[I]nvestment has been held back because of uncertainty over the economy’s future prospects. And the ability to attract investors is being limited by the giant burden of private-sector debt. In other words, a financing problem is inhibiting the restructuring of our economy.
Alleviating generalized financing problems and low investor confidence is precisely what monetary stimulus does....
In Japan in the 1990s, a period of insufficiently aggressive monetary stimulus fed lending to “zombie companies” — unproductive borrowers on whose loans the banks could not afford to take losses.Actually, this lending to 'zombie companies' was the result of the extend and pretend policies adopted by bank regulators. These same policies have been adopted globally today.
It is this policy that is the single biggest barrier to economic recovery.
Extend and pretend distorts markets. This blog has discussed how extend and pretend makes it very difficult for banks to lend against real estate - the banks have to factor in what would happen to real estate prices if all the bad loans on their balance sheets had to be recognized.
Regular readers know that there is no such thing as a bank that cannot afford to take its losses - banks can continue to operate with negative book capital until such time as the banking regulators close them.
There are bankers who don't want the bank to take losses to preserve their bonuses. There are regulators who do not want banks to take losses because it highlights how poorly they performed their supervision function.

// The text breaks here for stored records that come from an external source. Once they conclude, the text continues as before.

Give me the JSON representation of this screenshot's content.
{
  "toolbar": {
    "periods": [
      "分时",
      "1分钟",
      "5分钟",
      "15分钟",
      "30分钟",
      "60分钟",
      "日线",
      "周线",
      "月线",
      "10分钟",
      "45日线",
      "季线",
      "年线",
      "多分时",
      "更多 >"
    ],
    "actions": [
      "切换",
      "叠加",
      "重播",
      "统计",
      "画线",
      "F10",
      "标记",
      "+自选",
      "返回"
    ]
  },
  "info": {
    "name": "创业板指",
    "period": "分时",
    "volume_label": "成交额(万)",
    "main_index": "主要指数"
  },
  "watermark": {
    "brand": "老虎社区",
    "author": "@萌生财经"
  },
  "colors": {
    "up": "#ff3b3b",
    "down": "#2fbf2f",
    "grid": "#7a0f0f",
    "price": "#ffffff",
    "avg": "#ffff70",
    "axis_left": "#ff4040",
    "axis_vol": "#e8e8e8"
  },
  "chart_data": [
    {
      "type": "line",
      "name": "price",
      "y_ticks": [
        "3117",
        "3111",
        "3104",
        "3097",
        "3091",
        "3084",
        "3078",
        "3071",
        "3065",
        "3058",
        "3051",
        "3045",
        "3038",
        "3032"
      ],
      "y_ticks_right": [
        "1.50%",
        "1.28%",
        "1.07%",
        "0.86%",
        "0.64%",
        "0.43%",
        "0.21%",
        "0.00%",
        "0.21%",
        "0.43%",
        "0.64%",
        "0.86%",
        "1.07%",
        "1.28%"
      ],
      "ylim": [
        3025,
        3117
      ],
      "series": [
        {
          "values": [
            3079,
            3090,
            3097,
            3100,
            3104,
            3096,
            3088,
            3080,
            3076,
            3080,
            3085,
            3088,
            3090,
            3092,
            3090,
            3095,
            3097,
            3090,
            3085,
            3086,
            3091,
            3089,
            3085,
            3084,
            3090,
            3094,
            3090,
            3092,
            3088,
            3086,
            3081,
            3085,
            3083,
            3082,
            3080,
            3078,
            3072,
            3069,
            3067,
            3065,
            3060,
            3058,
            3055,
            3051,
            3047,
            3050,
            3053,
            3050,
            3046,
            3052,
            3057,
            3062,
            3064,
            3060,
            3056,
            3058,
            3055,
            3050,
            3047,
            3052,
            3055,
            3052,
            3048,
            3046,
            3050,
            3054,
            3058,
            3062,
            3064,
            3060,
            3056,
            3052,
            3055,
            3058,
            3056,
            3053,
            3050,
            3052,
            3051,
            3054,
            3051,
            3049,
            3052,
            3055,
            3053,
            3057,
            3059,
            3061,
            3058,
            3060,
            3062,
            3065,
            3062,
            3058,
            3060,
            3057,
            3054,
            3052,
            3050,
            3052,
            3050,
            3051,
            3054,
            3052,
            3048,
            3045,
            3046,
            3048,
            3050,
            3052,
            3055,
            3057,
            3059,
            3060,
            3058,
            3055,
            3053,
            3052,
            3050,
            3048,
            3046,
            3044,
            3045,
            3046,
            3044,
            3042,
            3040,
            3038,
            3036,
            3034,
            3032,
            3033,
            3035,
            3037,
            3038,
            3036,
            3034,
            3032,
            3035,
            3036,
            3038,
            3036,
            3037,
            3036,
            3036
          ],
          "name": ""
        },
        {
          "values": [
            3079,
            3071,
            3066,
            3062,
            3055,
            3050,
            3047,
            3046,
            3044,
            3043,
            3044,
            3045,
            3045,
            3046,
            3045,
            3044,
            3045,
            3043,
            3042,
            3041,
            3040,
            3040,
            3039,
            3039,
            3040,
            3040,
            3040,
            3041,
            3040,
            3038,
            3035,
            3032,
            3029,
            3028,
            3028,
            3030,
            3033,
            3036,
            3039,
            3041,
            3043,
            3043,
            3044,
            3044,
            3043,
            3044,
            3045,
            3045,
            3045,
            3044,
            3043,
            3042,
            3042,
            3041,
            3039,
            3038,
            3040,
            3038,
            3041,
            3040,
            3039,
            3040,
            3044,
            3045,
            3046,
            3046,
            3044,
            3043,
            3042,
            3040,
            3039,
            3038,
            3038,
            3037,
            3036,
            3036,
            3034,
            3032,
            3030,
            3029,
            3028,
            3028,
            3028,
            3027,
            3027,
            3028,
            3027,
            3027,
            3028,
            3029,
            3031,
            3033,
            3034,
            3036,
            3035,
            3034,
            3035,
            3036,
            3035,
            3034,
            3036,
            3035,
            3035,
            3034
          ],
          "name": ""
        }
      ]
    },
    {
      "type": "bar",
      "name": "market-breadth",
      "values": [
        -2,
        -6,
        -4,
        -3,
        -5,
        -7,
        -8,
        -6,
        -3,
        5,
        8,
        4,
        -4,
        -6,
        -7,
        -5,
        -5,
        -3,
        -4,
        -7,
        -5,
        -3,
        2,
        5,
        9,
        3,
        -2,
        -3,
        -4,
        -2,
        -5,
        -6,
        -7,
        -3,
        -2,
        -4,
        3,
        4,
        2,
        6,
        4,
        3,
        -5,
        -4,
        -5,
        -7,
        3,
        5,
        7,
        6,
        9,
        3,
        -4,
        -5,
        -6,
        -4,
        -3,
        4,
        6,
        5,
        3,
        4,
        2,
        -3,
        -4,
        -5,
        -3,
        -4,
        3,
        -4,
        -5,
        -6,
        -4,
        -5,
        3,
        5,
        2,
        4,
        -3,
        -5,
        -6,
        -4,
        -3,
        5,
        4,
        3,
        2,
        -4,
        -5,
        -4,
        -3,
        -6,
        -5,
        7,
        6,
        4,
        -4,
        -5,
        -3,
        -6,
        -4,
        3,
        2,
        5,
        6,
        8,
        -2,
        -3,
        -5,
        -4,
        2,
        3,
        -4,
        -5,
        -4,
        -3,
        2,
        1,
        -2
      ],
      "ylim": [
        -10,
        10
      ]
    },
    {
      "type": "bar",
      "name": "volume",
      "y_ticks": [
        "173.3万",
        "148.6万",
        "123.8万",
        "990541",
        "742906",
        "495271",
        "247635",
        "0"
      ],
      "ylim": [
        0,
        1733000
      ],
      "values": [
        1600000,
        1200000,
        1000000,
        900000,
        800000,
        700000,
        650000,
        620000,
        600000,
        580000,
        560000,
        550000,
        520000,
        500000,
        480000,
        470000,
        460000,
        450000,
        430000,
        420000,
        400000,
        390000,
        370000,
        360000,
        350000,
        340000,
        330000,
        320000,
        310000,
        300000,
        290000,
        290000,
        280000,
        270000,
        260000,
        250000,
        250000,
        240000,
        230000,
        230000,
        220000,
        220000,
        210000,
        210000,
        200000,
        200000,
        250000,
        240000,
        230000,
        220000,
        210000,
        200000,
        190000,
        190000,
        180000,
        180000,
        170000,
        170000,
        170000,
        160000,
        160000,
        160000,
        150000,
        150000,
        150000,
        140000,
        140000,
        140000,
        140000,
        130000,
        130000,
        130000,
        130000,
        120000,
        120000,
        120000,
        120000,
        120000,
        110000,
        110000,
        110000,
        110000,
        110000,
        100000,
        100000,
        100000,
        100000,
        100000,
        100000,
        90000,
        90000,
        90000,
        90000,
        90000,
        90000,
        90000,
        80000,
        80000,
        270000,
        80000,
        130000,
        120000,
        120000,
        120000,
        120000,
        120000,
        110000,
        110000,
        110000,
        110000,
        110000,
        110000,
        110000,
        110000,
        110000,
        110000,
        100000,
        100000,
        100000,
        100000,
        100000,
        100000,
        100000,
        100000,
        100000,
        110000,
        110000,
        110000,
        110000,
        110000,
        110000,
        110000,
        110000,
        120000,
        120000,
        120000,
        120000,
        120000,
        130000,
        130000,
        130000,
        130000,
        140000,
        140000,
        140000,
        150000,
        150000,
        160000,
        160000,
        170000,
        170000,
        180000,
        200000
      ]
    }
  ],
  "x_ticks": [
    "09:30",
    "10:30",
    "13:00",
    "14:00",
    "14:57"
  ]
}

It was only when macroeconomic policy led a recovery in Japan in the first decade of this century that capital flowed out of the places it had been trapped and into new and growing businesses.Actually, it was only when Japan tried to force the banks to write-down their bad assets that capital began to flow out of the places it had been trapped.
Unfortunately, bank regulators stopped the write-down process well before all the bad assets had been written off. The reason for stopping was the book capital levels at the banks. The regulators wanted to preserve positive book capital levels.
Similarly, after the American savings-and-loan crisis, real reallocation of credit from bad banks and borrowers to worthwhile investment began in earnest only when monetary policy eased in the late 1980s.Actually, the real reallocation of credit from bad banks and borrowers to worthwhile investment began in earnest only when the financial regulators stopped engaging in policies of extend and pretend.
It was only when assets had been written-down that it became easier for a good borrower to access credit than it was for a bad borrower - under extend and pretend, bad borrowers have an easier time accessing credit because the additional credit is needed to make their loan look like it is performing.
Japan and the savings and loan crisis are examples that show monetary policy is impotent during a solvency crisis when financial regulators are engaged in extend and pretend policies.
Central banks and governments can engage in forms of coordinated action that will target the burden of past debts that is hanging over the global economy.
In the United States, that means resolving the distressed mortgage debt that is weakening our financial system and reducing labor mobility, thereby constraining not only our growth but also our ability to grow. It is time for the Federal Reserve and elected officials to explore ways to jointly tackle that housing debt....Given that the Fed is the banking regulator leading the extend and pretend policy, the statement that it is time to address the solvency crisis is quite a statement. It is even more of a statement given that the Bank of England is going to become the regulator leading the extend and pretend policy when it inherits supervising banks from the FSA.
Regular readers know that the Fed does not have to talk with elected officials to tackle the housing debt problem. It simply has to end the extend and pretend policies it is implementing.
Is the Bank of England going to end extend and pretend in the UK?